First grade word detectives have been studying words with CVCe patterns for the last few weeks. Using “just right” books as a resource, children have collected words that prove the theory that a silent “e” at the end of a word can make the vowel say its name. During the investigation, many children wondered, “What happens if the vowel being manipulated by a silent “e” is, itself, an “e”? Teachers rallied their first grade detectives to try and figure out how these words are spelled, if not with a silent “e.” We introduced the concept of vowel teams ee and ea and a whole new investigation was underway!
As a part of the second social studies unit about the MKA community, first graders practiced their mapping skills by working together to create a map of the whole Primary School! They began the mapping process by asking: why is it important to know about the physical space of a community? They came up with ideas such as, “make sure everyone has space they need to learn” and “make sure that there are rules for the space to keep everyone safe.” Each class was in charge of mapping a floor of the school. They used iPads to take pictures of the school, drew sketches, and took notes on the classrooms, hallways, closets, and office spaces. Each class is turning their notes into one large map of the floor. All classes will combine their maps to create a map of the whole primary school! We will be circling back to the idea of what different communities need as we study the Middle School and Upper School campuses, along with the Montclair town.
In math this week, first graders created drawings to solve math problems.They learned that the first step in problem-solving is to identify what one knows and what one needs to find out. They learned that math drawings are different than art drawings. In art, observation and attention to detail are critical skills. When working on math drawings, detail is not of utmost importance. Rather, an accurate representation of the numbers involved is paramount. First graders then independently created drawings and a number model to solve an open-ended problem. Students then critiqued sample solutions to the problem. These samples emphasized the idea that the drawings must be accurate representations of the numbers in the problems.

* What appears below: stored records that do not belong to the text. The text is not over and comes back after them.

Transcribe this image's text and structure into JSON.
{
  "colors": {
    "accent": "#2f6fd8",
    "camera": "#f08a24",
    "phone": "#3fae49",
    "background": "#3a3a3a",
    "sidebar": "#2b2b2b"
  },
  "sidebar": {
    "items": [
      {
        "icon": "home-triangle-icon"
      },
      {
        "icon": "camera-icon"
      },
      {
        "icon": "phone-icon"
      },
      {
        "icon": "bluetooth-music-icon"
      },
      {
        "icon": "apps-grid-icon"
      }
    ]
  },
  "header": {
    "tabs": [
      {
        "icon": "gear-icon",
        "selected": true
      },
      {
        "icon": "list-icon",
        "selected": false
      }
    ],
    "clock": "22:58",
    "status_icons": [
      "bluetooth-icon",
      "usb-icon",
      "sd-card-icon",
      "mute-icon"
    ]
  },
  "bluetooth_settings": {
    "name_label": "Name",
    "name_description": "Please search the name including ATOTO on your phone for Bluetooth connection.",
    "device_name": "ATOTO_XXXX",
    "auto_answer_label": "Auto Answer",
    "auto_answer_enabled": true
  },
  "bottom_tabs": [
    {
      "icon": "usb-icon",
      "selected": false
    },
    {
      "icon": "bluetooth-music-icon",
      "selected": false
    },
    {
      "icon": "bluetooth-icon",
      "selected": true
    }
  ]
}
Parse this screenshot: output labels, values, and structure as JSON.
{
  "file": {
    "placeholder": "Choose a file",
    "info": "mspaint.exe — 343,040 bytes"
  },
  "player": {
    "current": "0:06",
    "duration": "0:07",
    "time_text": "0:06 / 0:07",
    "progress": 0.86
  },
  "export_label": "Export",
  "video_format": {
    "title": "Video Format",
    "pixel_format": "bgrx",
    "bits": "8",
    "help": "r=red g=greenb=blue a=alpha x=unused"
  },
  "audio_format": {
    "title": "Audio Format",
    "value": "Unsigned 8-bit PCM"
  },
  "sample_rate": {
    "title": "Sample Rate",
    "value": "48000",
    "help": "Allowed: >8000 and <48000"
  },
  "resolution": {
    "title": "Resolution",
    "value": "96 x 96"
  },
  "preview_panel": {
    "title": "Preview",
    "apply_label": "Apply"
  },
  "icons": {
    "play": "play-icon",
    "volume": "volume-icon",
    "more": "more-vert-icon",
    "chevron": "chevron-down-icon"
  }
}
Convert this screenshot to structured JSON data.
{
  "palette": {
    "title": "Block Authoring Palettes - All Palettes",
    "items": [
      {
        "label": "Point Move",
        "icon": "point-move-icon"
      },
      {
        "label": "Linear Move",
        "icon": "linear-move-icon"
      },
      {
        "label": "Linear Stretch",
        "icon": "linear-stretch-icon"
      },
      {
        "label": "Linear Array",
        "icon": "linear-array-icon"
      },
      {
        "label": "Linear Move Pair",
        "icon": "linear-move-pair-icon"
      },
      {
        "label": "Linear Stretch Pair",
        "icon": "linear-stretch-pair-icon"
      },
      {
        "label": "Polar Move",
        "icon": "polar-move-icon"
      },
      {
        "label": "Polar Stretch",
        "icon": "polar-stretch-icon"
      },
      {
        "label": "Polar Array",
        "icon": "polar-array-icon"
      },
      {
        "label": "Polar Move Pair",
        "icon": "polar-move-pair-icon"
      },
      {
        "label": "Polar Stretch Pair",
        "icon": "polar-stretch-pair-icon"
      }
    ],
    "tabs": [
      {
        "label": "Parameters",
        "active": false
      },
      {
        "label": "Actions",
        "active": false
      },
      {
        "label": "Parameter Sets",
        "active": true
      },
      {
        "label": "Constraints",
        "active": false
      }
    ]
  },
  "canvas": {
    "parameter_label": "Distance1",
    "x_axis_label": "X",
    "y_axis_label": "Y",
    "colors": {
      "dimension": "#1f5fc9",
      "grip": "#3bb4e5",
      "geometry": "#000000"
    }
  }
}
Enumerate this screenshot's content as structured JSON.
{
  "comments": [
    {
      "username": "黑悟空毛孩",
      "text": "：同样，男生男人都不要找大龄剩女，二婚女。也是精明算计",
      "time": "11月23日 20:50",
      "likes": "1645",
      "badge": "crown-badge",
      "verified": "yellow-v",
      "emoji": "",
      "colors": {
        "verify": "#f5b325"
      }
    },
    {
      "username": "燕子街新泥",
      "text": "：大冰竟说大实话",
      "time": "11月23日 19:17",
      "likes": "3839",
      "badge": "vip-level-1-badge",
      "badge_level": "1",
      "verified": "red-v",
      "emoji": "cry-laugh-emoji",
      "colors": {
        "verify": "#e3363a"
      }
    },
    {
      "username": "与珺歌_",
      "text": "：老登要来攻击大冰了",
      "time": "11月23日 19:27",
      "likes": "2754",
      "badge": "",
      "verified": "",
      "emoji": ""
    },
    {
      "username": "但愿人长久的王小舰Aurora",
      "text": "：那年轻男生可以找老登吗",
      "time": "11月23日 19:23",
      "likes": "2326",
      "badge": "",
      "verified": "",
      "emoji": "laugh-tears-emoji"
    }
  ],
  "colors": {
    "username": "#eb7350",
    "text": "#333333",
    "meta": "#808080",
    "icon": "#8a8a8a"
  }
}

First graders have been fancying up one of their small moment stories by editing and revising. They began by learning how to use the tools around them like the word wall, alphabet chart, and blends chart. They also learned how to use a checklist to check for things like spaces between their words, periods at the end of a sentence, and capital letters to begin a new sentence. First graders looked in their stories to make sure they completed each item on the checklist. They also added details to their illustrations and, finally, made a cover page! They studied the cover pages of other beloved authors like Peter Reynolds, Leo Lionni, and Mac Barnett to see what makes a cover page “good.” They learned that it should grab attention and also give the reader a sneak peak about the book. We cannot wait for you to see the published products soon!